  1. 1. Research Basics 1. Find a topic that interests you. Check assignment details from your professor. Ask a librarian for topic ideas related to your interests. Go to the research topic idea generator @ TOPIC IDEA EXAMPLE: You are stunned by a Texas Department of Transportation statistic on drunk driving: “Texas continues to lead the nation when it comes to alcohol-related traffic fatalities. In 2007, 1,485 people died in alcohol-related crashes on Texas roadways.” Holiday 2008 Don’t Drink & Drive Public Education Campaign Texas Department of Transportation 2. Select a realistic aspect of the topic to cover. Target a time period or geographical area. Explore a viewpoint or group affected. Consider a specific problem, issue, or trend. FOCUSING TOPIC EXAMPLES: “Drunk Driving “Preventing Teen “Drunk Driving” on West Road” Drunk Driving” Too broad a topic Too narrow a topic Workable topic 3. Pick important topic word(s) or phrase(s) to use with search tools. Start searching with 1 - 3 words or phrases Increase the number of search words separated by “and” or phrases to limit results. Use “quotes” to find specific phrases Decrease the number of search words or (see example below). phrases to expand results. Check spelling if no results found. SEARCH EXAMPLE: “drunk driving” and teenagers 4. Choose the kind of information needed to support the topic. INFORMATION TYPE EXAMPLES: Overviews Statistics Encyclopedia about alcohol abuse & teens Government study about the numbers of Research Studies teen drinkers in car accidents Journal article on risk-taking behavior of teens News Reports Personal Accounts Newspaper story on teens that drink Interviews of alcohol counselors working with teens alcohol and street race Continued on back Harris County Public Library Lone Star College-CyFair Branch 281-290-3213 | Affirmative Action / EEO College

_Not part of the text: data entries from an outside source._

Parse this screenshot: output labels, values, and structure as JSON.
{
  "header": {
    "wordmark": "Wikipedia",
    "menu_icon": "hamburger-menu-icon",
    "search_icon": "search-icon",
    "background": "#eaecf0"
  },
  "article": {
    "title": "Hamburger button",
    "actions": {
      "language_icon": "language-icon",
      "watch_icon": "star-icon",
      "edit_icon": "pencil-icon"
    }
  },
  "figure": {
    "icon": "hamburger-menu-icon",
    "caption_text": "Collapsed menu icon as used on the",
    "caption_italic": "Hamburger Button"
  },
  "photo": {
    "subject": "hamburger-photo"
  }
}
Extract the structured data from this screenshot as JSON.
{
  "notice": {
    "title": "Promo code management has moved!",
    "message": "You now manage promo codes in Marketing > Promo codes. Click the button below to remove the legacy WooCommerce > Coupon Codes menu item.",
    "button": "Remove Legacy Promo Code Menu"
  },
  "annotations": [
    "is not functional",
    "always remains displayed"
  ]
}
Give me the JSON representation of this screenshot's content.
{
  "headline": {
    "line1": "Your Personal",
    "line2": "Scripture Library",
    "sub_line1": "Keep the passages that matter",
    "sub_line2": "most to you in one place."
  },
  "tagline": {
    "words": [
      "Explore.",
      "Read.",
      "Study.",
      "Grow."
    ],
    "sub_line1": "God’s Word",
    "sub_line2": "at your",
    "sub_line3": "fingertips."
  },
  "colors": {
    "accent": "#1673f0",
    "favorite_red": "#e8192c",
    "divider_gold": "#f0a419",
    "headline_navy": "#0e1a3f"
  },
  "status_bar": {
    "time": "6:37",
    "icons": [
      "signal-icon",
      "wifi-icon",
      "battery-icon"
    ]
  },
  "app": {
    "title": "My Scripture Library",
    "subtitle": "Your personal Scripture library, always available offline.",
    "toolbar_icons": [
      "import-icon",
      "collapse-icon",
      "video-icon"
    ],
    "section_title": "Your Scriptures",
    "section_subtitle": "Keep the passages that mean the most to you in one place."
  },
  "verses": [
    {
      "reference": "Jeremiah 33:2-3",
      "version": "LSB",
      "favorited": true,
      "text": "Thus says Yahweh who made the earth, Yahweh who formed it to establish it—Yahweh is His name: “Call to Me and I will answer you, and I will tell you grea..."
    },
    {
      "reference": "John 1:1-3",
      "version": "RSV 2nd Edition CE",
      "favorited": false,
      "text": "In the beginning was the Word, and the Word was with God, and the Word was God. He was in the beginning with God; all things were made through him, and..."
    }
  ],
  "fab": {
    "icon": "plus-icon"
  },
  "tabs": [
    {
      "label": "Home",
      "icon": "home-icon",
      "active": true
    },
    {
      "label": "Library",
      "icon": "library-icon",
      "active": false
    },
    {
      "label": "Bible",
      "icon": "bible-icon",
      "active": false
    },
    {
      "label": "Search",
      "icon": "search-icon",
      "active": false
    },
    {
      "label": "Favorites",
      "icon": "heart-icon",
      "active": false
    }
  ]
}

  2. 2. Research Basics – page 2 5. Identify important search tools to find reliable information. SEARCH RESULT EXAMPLES: Search “drunk driving and teenagers” via: Research Databases such as ProQuest @ Find research by experts and legal issues in the news: Acceptance of and Engagement in Risky Driving Behaviors by Teenagers (journal article) Many Under 21 Drive Under the Influence (newspaper story) Library Catalog @ Find real world examples, interviews, and facts: Safe Road Home: Stop Your Teen from Drinking & Driving (includes book and DVD) Party at Gregg's (CBS News DVD on parents allowing alcohol at teen parties) Government Search Engine @ Find statistics and government studies: Impaired Driving Facts from Public Opinion and Underage Drinking from 6. Find and evaluate information. Select items that use reliable sources that Use a mix of sources that include statistics support your topic viewpoint. and research to provide substantial Check if authors provide sources for support. information they list in books, web sites, Save time by asking librarians for help if you etc. cannot find what you need. Check several sources to see if they give a Request materials from other libraries at new and unique perspective on the topic. the reference desk or via the library catalog. EVALUATION EXAMPLE: The “Teenage Drunk Driving” web page at (an insurance company) includes statistics, but in most cases, doesn’t cite the source of the data. To be credible, statistics cited should list a reputable source. Selected information in previous section adapted from 7. Cite sources correctly. Keep a list of sources as you gather information. Ask your professor what citation style he/she prefers. Use the citation guides @ CITATION EXAMPLE (using MLA Handbook, 7th ed., 2009): Sober Thoughts on Drinking and Driving. Insurance Institute for Highway Safety, 1992. Videocassette. Harris County Public Library Lone Star College-CyFair Branch 281-290-3213 | Affirmative Action / EEO College 7/09mn